--- START ---

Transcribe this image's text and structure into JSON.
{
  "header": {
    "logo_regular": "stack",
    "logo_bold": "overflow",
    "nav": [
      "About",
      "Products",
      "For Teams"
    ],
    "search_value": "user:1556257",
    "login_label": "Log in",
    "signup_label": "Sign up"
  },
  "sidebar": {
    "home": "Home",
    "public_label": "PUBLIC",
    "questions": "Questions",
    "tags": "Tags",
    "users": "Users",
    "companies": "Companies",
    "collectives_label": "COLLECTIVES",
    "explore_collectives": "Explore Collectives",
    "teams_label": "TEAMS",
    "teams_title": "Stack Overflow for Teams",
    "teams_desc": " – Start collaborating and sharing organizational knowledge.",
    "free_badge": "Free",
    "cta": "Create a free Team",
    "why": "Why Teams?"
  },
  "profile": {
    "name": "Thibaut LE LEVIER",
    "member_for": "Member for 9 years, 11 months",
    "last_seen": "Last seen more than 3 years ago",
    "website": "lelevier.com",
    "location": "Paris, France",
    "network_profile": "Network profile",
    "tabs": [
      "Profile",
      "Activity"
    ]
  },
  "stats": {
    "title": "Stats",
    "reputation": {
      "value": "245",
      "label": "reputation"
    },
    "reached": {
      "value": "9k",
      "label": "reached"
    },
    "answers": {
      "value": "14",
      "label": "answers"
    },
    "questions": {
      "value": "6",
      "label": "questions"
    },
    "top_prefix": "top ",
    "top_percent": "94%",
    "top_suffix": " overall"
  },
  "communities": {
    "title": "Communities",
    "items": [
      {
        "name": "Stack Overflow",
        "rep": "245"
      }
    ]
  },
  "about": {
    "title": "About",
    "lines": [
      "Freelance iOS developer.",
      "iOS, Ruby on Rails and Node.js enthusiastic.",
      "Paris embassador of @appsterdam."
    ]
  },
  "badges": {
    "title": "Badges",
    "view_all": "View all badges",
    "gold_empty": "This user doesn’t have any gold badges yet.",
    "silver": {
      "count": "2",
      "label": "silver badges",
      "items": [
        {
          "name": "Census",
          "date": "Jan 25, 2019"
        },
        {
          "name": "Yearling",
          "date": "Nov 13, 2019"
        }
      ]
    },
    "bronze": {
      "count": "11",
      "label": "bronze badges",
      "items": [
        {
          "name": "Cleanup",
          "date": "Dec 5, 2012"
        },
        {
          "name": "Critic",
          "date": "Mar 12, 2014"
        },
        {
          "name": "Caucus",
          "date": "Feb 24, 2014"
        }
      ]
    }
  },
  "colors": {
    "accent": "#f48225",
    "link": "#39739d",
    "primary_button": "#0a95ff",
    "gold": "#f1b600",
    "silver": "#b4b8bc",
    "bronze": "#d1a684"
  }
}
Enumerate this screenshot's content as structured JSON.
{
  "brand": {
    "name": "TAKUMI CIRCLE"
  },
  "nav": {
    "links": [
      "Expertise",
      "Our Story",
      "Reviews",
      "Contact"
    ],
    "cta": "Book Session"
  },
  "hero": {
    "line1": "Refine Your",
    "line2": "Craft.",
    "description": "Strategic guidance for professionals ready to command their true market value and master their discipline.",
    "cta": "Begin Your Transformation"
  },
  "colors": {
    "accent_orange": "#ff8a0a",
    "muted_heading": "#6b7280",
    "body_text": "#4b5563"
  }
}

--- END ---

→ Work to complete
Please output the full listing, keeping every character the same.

→ Output
Transcribe this image's text and structure into JSON.
{
  "header": {
    "logo_regular": "stack",
    "logo_bold": "overflow",
    "nav": [
      "About",
      "Products",
      "For Teams"
    ],
    "search_value": "user:1556257",
    "login_label": "Log in",
    "signup_label": "Sign up"
  },
  "sidebar": {
    "home": "Home",
    "public_label": "PUBLIC",
    "questions": "Questions",
    "tags": "Tags",
    "users": "Users",
    "companies": "Companies",
    "collectives_label": "COLLECTIVES",
    "explore_collectives": "Explore Collectives",
    "teams_label": "TEAMS",
    "teams_title": "Stack Overflow for Teams",
    "teams_desc": " – Start collaborating and sharing organizational knowledge.",
    "free_badge": "Free",
    "cta": "Create a free Team",
    "why": "Why Teams?"
  },
  "profile": {
    "name": "Thibaut LE LEVIER",
    "member_for": "Member for 9 years, 11 months",
    "last_seen": "Last seen more than 3 years ago",
    "website": "lelevier.com",
    "location": "Paris, France",
    "network_profile": "Network profile",
    "tabs": [
      "Profile",
      "Activity"
    ]
  },
  "stats": {
    "title": "Stats",
    "reputation": {
      "value": "245",
      "label": "reputation"
    },
    "reached": {
      "value": "9k",
      "label": "reached"
    },
    "answers": {
      "value": "14",
      "label": "answers"
    },
    "questions": {
      "value": "6",
      "label": "questions"
    },
    "top_prefix": "top ",
    "top_percent": "94%",
    "top_suffix": " overall"
  },
  "communities": {
    "title": "Communities",
    "items": [
      {
        "name": "Stack Overflow",
        "rep": "245"
      }
    ]
  },
  "about": {
    "title": "About",
    "lines": [
      "Freelance iOS developer.",
      "iOS, Ruby on Rails and Node.js enthusiastic.",
      "Paris embassador of @appsterdam."
    ]
  },
  "badges": {
    "title": "Badges",
    "view_all": "View all badges",
    "gold_empty": "This user doesn’t have any gold badges yet.",
    "silver": {
      "count": "2",
      "label": "silver badges",
      "items": [
        {
          "name": "Census",
          "date": "Jan 25, 2019"
        },
        {
          "name": "Yearling",
          "date": "Nov 13, 2019"
        }
      ]
    },
    "bronze": {
      "count": "11",
      "label": "bronze badges",
      "items": [
        {
          "name": "Cleanup",
          "date": "Dec 5, 2012"
        },
        {
          "name": "Critic",
          "date": "Mar 12, 2014"
        },
        {
          "name": "Caucus",
          "date": "Feb 24, 2014"
        }
      ]
    }
  },
  "colors": {
    "accent": "#f48225",
    "link": "#39739d",
    "primary_button": "#0a95ff",
    "gold": "#f1b600",
    "silver": "#b4b8bc",
    "bronze": "#d1a684"
  }
}
Enumerate this screenshot's content as structured JSON.
{
  "brand": {
    "name": "TAKUMI CIRCLE"
  },
  "nav": {
    "links": [
      "Expertise",
      "Our Story",
      "Reviews",
      "Contact"
    ],
    "cta": "Book Session"
  },
  "hero": {
    "line1": "Refine Your",
    "line2": "Craft.",
    "description": "Strategic guidance for professionals ready to command their true market value and master their discipline.",
    "cta": "Begin Your Transformation"
  },
  "colors": {
    "accent_orange": "#ff8a0a",
    "muted_heading": "#6b7280",
    "body_text": "#4b5563"
  }
}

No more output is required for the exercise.